Yesterday, I had the opportunity to attend the SRP Economic Forecast for 2011 at the Arizona Biltmore resort in Phoenix. I have gone every year for the last several years and the speakers are always enlightening and quite accurate with their forecasts, even if the news is not positive.
The Arizona perspective and forecast was headed by Dr. Stephen Happel who is a Professor of Economics at Arizona State University. For the national and international perspective, Don Reynolds was back for the fourth year in a row and once again brought up some excellent points.
Overview of Dr. Happel’s Economic Forecast for Arizona for 2011
- Dr. Happel started off his talk with noting that all recessions eventually come to an end. This was prompted by recent media reports that had just come out declaring that recession had officially ended last year.
- The fundamentals that draw people to Arizona are still in place. Things like the wonderful climate, the beautiful scenery and the “western” feel are all still available.
- Some economic figures for Arizona are improving, while others continue to decline. We may see improvements in things like job growth and retail sales in 2011, but any growth is likely to be modest and still behind “normal” growth rates. He likened it a to tepid forecast for Greater Phoenix and cautioned we may still see negative numbers for things like wages and employment into 2011.
- In response to “Where is the Arizona economy going?,” the answer is unknown. Currently, there is tremendous uncertainty out there and until this uncertainty is resolved, companies and individuals are going to stay more or less in a holding pattern and curtail things like spending and growth.
- Arizona’s economic recovery is dependent upon the U.S. economy improving. To really see growth, Arizona needs more people moving here as they historically have. However, this is hard to do when these folks are unable to see their homes in other places in order to be able to make the move.
- Dr. Happel feels the odds of a double dip recession are about 50/50 right now. And, even if the second dip is not “official,” it may still feel like it since unemployment is not going to be resolved quickly and the housing issues are still in place.
Overview of Don Reynolds’ Economic Forecast for 2011
- Mr. Reynolds’ started off his presentation with the fact that we are in recovery. It is a genuine recovery, but it will be very slow. The trend is up and the worst is over.
- The United States is struggling with a “crisis of uncertainty.” Not only are we dealing with internal issues, but global uncertainties are also playing a part in the recovery.
- This uncertainty is causing a Catch-22 since corporations and individuals are holding back from things like spending, growth, expansion and new business ventures until they know what is happening.

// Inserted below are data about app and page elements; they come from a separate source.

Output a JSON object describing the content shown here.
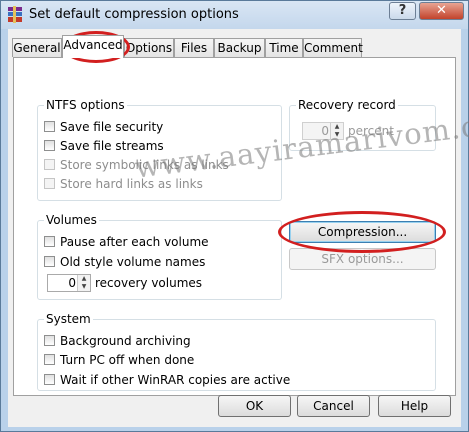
{
  "window": {
    "title": "Set default compression options",
    "help_glyph": "?",
    "close_glyph": "✕",
    "icon": "winrar-books-icon"
  },
  "tabs": [
    {
      "label": "General",
      "active": false
    },
    {
      "label": "Advanced",
      "active": true
    },
    {
      "label": "Options",
      "active": false
    },
    {
      "label": "Files",
      "active": false
    },
    {
      "label": "Backup",
      "active": false
    },
    {
      "label": "Time",
      "active": false
    },
    {
      "label": "Comment",
      "active": false
    }
  ],
  "ntfs": {
    "label": "NTFS options",
    "items": [
      {
        "label": "Save file security",
        "checked": false,
        "enabled": true
      },
      {
        "label": "Save file streams",
        "checked": false,
        "enabled": true
      },
      {
        "label": "Store symbolic links as links",
        "checked": false,
        "enabled": false
      },
      {
        "label": "Store hard links as links",
        "checked": false,
        "enabled": false
      }
    ]
  },
  "recovery": {
    "label": "Recovery record",
    "value": "0",
    "unit": "percent"
  },
  "volumes": {
    "label": "Volumes",
    "items": [
      {
        "label": "Pause after each volume",
        "checked": false
      },
      {
        "label": "Old style volume names",
        "checked": false
      }
    ],
    "recovery_volumes_value": "0",
    "recovery_volumes_label": "recovery volumes"
  },
  "buttons": {
    "compression": "Compression...",
    "sfx_options": "SFX options...",
    "ok": "OK",
    "cancel": "Cancel",
    "help": "Help"
  },
  "system": {
    "label": "System",
    "items": [
      {
        "label": "Background archiving",
        "checked": false
      },
      {
        "label": "Turn PC off when done",
        "checked": false
      },
      {
        "label": "Wait if other WinRAR copies are active",
        "checked": false
      }
    ]
  },
  "watermark": "www.aayiramarivom.com",
  "colors": {
    "highlight": "#d21f1f",
    "frame": "#b9d1ea"
  }
}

However, we need all these things to be happening to jump start the growth our economy needs. They key is to get the uncertainty gets resolved, otherwise the economy will continue to be pulled in too many directions.
- Some positive global signs seem to indicate that there will not be a double dip recession. China is seeing growth rates in the 9% range. India is poised for 7% growth and Latin America will post a strong 5.5% growth figures. In Europe, Germany has seen 9% growth over the last few months and England is somewhere in the 4% range. With a forecasted global economic output of 5.5% proposed for 2011, a double dip recession does not seem likely.
- Some factors that could have an impact going into 2011 – The expiration of the Bush tax cuts, the carbon tax, sovereign debt issues, inflation/deflation/stagflation, the new healthcare legislation, unemployment, housing and more.
- Driving new job growth and decreasing unemployment are huge issues to focus on. It could take 4-6 years to get us back to where we were job-wise.
- And, as alluded to before, the key to the recovery is to reduce the uncertainty and fear that is out there.
Overall, it was an enlightening event. And, it was nice to hear some positive news since the last few years have been eye-opening. The overall takeaways I left with are – we need to reduce the uncertainty out there in order to give people and companies the confidence to start spending and expanding again and that while we are officially in recovery mode, the recovery is going to be slow.